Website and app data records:
---*---

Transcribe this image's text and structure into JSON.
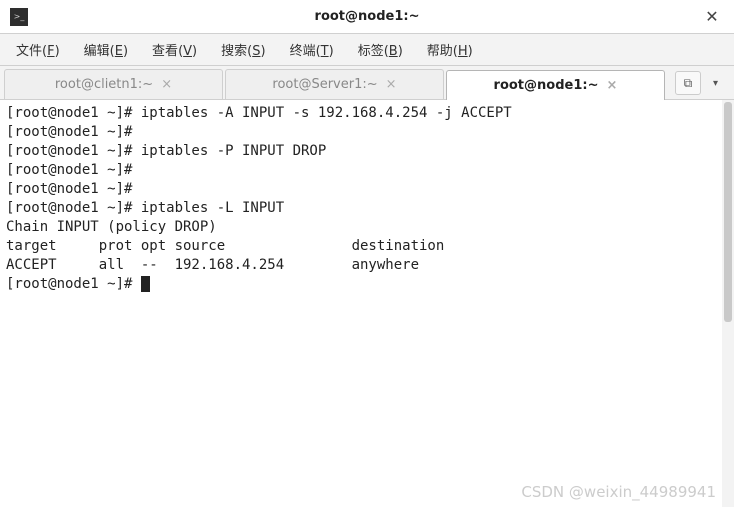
{
  "window": {
    "title": "root@node1:~",
    "close_glyph": "✕"
  },
  "menu": {
    "file": {
      "label": "文件",
      "accel": "F"
    },
    "edit": {
      "label": "编辑",
      "accel": "E"
    },
    "view": {
      "label": "查看",
      "accel": "V"
    },
    "search": {
      "label": "搜索",
      "accel": "S"
    },
    "term": {
      "label": "终端",
      "accel": "T"
    },
    "tabs": {
      "label": "标签",
      "accel": "B"
    },
    "help": {
      "label": "帮助",
      "accel": "H"
    }
  },
  "tabs": [
    {
      "label": "root@clietn1:~",
      "active": false
    },
    {
      "label": "root@Server1:~",
      "active": false
    },
    {
      "label": "root@node1:~",
      "active": true
    }
  ],
  "tab_close_glyph": "×",
  "toolbox": {
    "icon_label": "⧉",
    "chev": "▾"
  },
  "terminal": {
    "lines": [
      "[root@node1 ~]# iptables -A INPUT -s 192.168.4.254 -j ACCEPT",
      "[root@node1 ~]# ",
      "[root@node1 ~]# iptables -P INPUT DROP",
      "[root@node1 ~]# ",
      "[root@node1 ~]# ",
      "[root@node1 ~]# iptables -L INPUT",
      "Chain INPUT (policy DROP)",
      "target     prot opt source               destination         ",
      "ACCEPT     all  --  192.168.4.254        anywhere            ",
      "[root@node1 ~]# "
    ]
  },
  "watermark": "CSDN @weixin_44989941"
}
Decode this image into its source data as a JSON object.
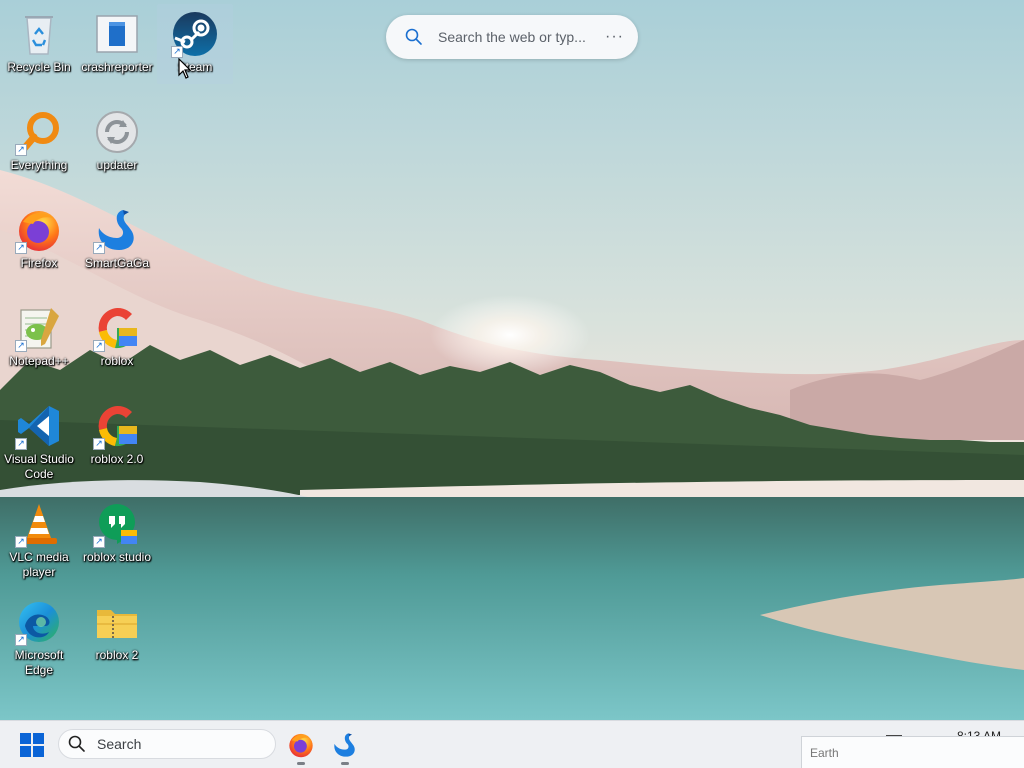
{
  "desktop": {
    "icons": [
      {
        "id": "recycle-bin",
        "label": "Recycle Bin",
        "icon": "recycle-bin-icon",
        "shortcut": false,
        "selected": false
      },
      {
        "id": "crashreporter",
        "label": "crashreporter",
        "icon": "app-window-icon",
        "shortcut": false,
        "selected": false
      },
      {
        "id": "steam",
        "label": "Steam",
        "icon": "steam-icon",
        "shortcut": true,
        "selected": true
      },
      {
        "id": "everything",
        "label": "Everything",
        "icon": "magnifier-icon",
        "shortcut": true,
        "selected": false
      },
      {
        "id": "updater",
        "label": "updater",
        "icon": "refresh-icon",
        "shortcut": false,
        "selected": false
      },
      {
        "id": "firefox",
        "label": "Firefox",
        "icon": "firefox-icon",
        "shortcut": true,
        "selected": false
      },
      {
        "id": "smartgaga",
        "label": "SmartGaGa",
        "icon": "swan-icon",
        "shortcut": true,
        "selected": false
      },
      {
        "id": "notepadpp",
        "label": "Notepad++",
        "icon": "notepad-plus-plus-icon",
        "shortcut": true,
        "selected": false
      },
      {
        "id": "roblox",
        "label": "roblox",
        "icon": "google-g-icon",
        "shortcut": true,
        "selected": false
      },
      {
        "id": "vscode",
        "label": "Visual Studio Code",
        "icon": "vscode-icon",
        "shortcut": true,
        "selected": false
      },
      {
        "id": "roblox2",
        "label": "roblox 2.0",
        "icon": "google-g-icon",
        "shortcut": true,
        "selected": false
      },
      {
        "id": "vlc",
        "label": "VLC media player",
        "icon": "vlc-cone-icon",
        "shortcut": true,
        "selected": false
      },
      {
        "id": "robloxstudio",
        "label": "roblox studio",
        "icon": "hangouts-icon",
        "shortcut": true,
        "selected": false
      },
      {
        "id": "edge",
        "label": "Microsoft Edge",
        "icon": "edge-icon",
        "shortcut": true,
        "selected": false
      },
      {
        "id": "roblox2folder",
        "label": "roblox 2",
        "icon": "zip-folder-icon",
        "shortcut": false,
        "selected": false
      }
    ]
  },
  "top_search": {
    "placeholder": "Search the web or typ...",
    "more": "···"
  },
  "taskbar": {
    "search_label": "Search",
    "apps": [
      {
        "name": "Firefox",
        "icon": "firefox-icon",
        "running": true
      },
      {
        "name": "SmartGaGa",
        "icon": "swan-icon",
        "running": true
      }
    ],
    "clock": "8:13 AM",
    "popup_text": "Earth"
  },
  "colors": {
    "taskbar_bg": "#eef0f3",
    "windows_blue": "#0a64d6",
    "selection": "#b4cde1"
  }
}
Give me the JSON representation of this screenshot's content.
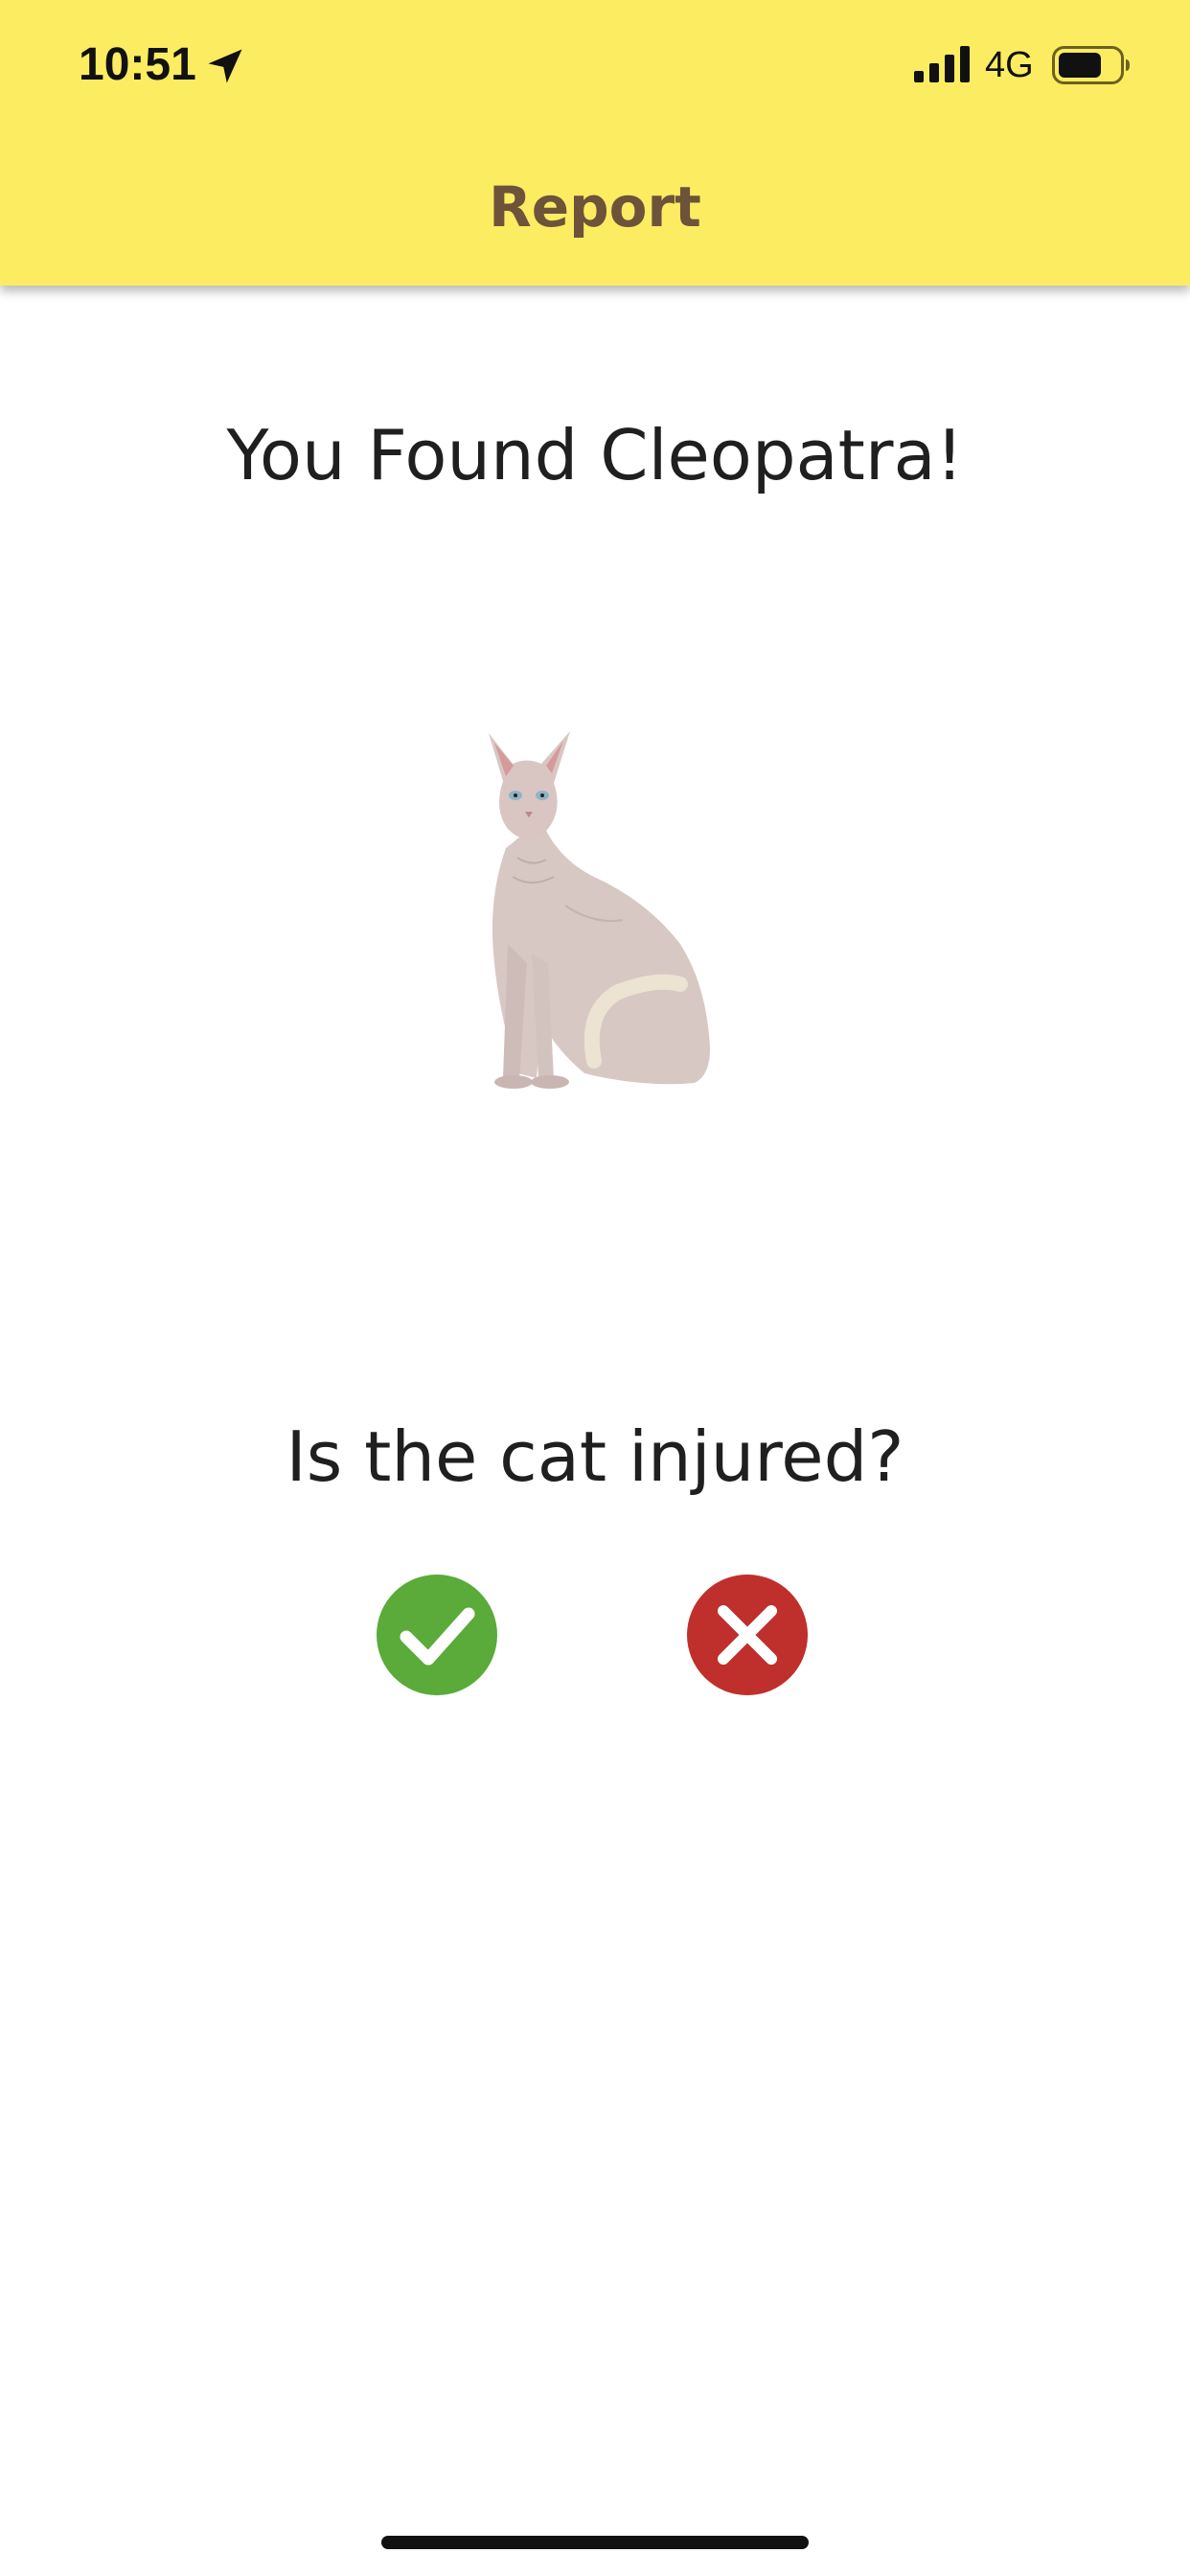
{
  "status_bar": {
    "time": "10:51",
    "network": "4G",
    "icons": [
      "location-arrow-icon",
      "cellular-signal-icon",
      "battery-icon"
    ]
  },
  "nav": {
    "title": "Report"
  },
  "main": {
    "found_title": "You Found Cleopatra!",
    "image_subject": "sphynx-cat",
    "question": "Is the cat injured?",
    "yes_icon": "checkmark-icon",
    "no_icon": "close-icon"
  },
  "colors": {
    "header_bg": "#fcec62",
    "title_color": "#6d5339",
    "yes_green": "#5aab39",
    "no_red": "#bf2f2c",
    "text": "#1f1f1f"
  }
}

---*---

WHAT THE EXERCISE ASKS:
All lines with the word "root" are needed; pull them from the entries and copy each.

RESPONSE TO THIS TASK:
    "title": "root@node1:~",
      "label": "root@clietn1:~",
      "label": "root@Server1:~",
      "label": "root@node1:~",
      "[root@node1 ~]# iptables -A INPUT -s 192.168.4.254 -j ACCEPT",
      "[root@node1 ~]# ",
      "[root@node1 ~]# iptables -P INPUT DROP",
      "[root@node1 ~]# ",
      "[root@node1 ~]# ",
      "[root@node1 ~]# iptables -L INPUT",
      "[root@node1 ~]# "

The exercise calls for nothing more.